▸ HOW TO COMPLETE THIS TASK: The answer must consist of every line from the entries below that contains the word "Backdoor".

--- START ---

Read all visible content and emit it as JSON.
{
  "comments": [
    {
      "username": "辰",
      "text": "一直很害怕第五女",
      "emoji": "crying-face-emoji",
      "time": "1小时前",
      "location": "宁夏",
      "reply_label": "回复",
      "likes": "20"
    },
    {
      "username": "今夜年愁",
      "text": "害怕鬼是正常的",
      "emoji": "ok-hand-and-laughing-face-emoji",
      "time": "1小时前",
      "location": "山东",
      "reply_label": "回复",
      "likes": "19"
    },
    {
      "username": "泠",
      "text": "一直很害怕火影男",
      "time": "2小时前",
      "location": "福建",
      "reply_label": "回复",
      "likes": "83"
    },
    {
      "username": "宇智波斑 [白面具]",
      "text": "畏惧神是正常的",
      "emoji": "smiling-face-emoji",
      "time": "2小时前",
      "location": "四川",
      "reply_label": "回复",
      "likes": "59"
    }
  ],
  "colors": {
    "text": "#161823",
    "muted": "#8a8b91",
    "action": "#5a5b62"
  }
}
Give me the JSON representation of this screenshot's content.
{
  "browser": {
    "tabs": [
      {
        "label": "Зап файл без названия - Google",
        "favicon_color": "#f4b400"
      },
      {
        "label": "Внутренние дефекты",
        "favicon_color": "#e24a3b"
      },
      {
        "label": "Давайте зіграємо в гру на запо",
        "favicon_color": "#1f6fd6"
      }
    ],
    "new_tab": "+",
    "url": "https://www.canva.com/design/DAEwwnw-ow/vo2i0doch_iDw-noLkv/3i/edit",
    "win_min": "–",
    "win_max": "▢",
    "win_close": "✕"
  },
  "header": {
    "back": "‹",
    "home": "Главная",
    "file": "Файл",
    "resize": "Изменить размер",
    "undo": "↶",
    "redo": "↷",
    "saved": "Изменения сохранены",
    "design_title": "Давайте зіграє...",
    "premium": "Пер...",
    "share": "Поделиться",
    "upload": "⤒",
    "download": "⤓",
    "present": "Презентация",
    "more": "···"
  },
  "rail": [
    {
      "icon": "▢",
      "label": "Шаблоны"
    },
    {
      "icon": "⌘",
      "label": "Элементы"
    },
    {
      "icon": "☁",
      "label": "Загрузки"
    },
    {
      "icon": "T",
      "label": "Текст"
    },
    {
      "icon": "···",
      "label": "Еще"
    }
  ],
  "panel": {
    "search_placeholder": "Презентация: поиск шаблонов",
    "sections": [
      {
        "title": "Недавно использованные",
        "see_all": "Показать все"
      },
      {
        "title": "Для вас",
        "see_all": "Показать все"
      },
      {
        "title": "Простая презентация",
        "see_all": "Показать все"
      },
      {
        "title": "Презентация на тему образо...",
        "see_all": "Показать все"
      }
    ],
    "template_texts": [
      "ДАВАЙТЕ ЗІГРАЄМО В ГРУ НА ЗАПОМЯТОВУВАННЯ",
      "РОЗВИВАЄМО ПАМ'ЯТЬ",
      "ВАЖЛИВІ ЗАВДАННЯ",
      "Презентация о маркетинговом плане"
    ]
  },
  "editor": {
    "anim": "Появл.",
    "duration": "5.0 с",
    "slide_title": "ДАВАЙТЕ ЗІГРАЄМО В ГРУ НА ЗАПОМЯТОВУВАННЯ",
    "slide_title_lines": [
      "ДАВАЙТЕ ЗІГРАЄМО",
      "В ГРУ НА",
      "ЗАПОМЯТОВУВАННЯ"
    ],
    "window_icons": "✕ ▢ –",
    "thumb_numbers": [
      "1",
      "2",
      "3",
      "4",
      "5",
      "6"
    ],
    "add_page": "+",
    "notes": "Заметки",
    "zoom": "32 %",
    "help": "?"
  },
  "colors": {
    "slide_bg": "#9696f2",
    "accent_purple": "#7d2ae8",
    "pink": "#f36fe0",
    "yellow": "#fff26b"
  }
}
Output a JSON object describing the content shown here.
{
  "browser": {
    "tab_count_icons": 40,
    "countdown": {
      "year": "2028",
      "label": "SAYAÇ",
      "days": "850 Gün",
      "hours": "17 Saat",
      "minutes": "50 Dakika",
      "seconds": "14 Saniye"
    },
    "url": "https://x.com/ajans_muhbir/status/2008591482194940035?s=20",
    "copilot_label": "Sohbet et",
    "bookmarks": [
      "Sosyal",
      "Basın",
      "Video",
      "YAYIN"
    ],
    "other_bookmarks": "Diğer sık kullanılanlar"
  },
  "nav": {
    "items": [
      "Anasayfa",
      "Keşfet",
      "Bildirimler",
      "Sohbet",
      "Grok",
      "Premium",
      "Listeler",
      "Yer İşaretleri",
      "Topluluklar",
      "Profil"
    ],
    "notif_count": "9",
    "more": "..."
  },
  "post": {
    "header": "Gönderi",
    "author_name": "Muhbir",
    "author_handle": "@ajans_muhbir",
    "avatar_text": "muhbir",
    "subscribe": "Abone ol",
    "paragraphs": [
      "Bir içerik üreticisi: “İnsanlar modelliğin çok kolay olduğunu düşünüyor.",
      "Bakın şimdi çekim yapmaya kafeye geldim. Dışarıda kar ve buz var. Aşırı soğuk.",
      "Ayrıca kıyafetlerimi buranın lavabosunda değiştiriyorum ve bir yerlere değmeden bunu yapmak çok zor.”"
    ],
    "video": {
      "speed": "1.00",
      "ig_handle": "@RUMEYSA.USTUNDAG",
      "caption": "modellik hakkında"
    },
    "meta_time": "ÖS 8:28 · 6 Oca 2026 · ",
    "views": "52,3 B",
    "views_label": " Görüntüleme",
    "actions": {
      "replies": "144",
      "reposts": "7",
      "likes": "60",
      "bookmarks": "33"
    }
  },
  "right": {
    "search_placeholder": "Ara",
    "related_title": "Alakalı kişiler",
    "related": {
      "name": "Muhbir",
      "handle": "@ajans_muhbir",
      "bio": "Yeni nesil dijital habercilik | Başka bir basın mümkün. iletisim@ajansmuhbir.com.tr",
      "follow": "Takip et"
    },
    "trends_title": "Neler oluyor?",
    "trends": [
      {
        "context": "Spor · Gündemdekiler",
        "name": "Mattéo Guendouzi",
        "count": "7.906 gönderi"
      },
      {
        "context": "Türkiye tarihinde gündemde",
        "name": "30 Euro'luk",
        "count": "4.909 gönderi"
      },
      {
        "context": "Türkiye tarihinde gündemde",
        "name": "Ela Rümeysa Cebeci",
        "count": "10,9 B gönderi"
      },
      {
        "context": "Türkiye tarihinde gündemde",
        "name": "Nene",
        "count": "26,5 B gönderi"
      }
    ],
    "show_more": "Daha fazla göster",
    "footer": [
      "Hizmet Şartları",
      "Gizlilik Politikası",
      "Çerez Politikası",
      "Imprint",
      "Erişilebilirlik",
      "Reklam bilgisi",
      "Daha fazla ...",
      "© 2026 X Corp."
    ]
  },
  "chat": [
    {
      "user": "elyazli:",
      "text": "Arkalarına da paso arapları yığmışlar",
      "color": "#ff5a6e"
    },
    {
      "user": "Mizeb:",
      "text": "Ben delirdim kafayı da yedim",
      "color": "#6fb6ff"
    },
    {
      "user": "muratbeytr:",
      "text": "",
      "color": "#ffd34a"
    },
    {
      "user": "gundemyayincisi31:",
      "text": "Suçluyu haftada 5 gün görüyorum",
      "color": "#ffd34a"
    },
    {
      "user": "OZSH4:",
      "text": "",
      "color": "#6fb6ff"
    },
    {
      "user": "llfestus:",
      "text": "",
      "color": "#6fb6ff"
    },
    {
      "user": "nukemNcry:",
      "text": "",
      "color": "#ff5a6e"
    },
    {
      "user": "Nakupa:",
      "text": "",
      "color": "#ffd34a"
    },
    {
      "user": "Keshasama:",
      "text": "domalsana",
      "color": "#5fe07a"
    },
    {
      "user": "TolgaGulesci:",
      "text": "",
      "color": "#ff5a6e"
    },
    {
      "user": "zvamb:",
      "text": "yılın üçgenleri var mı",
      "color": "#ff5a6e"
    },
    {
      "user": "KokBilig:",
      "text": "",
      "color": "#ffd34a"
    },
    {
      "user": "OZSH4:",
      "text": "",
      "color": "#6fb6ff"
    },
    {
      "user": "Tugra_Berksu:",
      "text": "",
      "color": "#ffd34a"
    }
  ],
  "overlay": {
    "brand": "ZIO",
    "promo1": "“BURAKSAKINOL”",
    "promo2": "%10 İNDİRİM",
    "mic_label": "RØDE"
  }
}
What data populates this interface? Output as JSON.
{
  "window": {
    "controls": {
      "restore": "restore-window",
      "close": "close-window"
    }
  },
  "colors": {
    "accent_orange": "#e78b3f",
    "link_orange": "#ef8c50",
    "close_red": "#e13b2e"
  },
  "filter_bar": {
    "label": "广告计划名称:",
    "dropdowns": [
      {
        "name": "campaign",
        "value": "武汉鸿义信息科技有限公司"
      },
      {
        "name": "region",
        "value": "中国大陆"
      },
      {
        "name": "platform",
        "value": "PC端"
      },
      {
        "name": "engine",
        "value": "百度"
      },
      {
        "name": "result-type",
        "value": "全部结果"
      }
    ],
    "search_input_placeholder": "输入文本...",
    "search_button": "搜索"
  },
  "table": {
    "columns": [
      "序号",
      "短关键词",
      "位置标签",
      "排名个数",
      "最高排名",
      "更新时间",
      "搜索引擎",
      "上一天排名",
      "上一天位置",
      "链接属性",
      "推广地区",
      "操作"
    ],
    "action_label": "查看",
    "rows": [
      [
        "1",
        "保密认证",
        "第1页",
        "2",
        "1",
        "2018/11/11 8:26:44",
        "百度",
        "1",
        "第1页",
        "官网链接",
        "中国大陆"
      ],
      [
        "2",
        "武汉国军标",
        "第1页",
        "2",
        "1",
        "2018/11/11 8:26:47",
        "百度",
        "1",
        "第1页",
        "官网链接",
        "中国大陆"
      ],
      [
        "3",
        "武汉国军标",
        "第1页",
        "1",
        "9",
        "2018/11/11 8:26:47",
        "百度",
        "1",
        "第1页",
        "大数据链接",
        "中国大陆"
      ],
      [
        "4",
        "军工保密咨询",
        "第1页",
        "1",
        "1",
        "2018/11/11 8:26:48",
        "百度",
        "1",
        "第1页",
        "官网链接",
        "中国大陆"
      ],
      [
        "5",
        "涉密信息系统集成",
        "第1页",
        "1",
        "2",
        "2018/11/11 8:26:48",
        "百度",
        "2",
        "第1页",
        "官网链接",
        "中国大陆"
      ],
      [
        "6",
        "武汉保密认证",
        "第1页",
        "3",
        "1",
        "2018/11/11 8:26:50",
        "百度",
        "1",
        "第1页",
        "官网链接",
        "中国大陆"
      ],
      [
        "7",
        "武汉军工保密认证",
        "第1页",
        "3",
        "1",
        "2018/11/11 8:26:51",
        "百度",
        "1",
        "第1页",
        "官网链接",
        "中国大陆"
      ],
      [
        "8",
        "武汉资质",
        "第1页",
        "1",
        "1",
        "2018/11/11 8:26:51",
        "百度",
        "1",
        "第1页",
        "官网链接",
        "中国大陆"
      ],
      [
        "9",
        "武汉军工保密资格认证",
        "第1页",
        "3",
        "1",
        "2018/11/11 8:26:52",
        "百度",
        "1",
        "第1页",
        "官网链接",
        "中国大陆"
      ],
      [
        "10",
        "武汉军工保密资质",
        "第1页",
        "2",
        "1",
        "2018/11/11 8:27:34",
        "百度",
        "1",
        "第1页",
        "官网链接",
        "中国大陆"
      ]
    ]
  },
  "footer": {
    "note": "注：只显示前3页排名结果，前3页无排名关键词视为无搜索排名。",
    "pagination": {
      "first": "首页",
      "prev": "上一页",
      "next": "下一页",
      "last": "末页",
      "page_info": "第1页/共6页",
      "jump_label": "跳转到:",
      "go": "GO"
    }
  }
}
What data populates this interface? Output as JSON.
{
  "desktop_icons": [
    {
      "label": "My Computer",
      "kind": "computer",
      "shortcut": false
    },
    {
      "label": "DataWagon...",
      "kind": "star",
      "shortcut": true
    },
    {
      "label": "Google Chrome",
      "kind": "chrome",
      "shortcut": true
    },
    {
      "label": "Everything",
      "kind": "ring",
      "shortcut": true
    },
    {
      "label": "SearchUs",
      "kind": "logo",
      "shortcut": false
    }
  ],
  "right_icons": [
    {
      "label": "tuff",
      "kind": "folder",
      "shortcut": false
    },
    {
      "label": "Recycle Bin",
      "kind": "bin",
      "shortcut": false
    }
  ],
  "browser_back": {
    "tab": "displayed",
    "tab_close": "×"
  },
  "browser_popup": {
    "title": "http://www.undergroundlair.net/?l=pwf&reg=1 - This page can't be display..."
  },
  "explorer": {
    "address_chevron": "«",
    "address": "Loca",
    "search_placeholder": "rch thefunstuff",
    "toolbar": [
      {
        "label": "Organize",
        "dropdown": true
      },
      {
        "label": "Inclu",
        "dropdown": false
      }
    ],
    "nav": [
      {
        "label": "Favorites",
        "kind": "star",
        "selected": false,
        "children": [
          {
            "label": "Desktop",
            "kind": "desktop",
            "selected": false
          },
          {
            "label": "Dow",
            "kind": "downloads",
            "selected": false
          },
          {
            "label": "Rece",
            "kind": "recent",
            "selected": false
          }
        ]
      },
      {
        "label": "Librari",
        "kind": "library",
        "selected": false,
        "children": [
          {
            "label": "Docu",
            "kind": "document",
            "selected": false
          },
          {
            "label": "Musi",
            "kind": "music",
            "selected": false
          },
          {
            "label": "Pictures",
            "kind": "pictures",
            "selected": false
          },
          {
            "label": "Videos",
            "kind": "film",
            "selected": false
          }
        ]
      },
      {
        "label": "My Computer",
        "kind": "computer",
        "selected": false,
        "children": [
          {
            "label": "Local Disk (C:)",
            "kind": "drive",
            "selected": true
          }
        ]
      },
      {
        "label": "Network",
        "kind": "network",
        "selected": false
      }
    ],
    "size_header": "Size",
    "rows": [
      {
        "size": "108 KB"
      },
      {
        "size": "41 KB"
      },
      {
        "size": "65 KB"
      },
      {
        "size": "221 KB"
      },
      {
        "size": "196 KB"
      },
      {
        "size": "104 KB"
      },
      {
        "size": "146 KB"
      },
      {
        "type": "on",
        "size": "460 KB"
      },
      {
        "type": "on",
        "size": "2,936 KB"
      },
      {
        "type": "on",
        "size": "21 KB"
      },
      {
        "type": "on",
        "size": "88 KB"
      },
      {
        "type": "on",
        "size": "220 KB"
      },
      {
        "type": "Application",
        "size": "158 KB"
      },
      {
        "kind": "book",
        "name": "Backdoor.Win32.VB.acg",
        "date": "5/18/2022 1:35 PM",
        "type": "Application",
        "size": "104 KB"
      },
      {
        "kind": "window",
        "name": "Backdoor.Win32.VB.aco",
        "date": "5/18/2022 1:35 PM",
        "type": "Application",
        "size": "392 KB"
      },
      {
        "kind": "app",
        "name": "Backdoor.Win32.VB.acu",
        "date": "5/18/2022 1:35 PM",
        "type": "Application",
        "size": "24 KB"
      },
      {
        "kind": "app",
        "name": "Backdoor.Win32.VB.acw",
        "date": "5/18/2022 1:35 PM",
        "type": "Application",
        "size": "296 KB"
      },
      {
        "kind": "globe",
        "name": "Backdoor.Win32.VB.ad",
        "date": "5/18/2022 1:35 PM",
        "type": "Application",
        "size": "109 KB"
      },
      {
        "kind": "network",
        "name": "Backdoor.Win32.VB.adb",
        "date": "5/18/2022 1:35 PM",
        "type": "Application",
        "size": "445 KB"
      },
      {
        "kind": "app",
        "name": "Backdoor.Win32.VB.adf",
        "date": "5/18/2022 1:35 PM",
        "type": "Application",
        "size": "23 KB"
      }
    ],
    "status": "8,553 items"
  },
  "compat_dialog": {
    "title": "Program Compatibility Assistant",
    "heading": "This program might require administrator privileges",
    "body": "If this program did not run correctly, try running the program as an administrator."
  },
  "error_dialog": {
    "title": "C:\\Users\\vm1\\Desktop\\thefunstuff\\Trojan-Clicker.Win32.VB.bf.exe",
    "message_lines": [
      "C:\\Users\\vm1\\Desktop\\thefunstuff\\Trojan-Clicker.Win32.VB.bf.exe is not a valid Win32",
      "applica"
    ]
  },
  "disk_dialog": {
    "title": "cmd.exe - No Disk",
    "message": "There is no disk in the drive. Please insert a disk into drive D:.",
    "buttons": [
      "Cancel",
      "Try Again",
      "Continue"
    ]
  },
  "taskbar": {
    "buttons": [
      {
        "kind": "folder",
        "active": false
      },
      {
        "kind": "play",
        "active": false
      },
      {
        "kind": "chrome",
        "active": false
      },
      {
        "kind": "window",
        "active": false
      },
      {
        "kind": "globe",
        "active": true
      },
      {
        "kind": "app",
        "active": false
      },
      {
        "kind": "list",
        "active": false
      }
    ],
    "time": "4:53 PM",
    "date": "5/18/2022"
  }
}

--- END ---

▸ RESULT OF THE EXERCISE:
        "name": "Backdoor.Win32.VB.acg",
        "name": "Backdoor.Win32.VB.aco",
        "name": "Backdoor.Win32.VB.acu",
        "name": "Backdoor.Win32.VB.acw",
        "name": "Backdoor.Win32.VB.ad",
        "name": "Backdoor.Win32.VB.adb",
        "name": "Backdoor.Win32.VB.adf",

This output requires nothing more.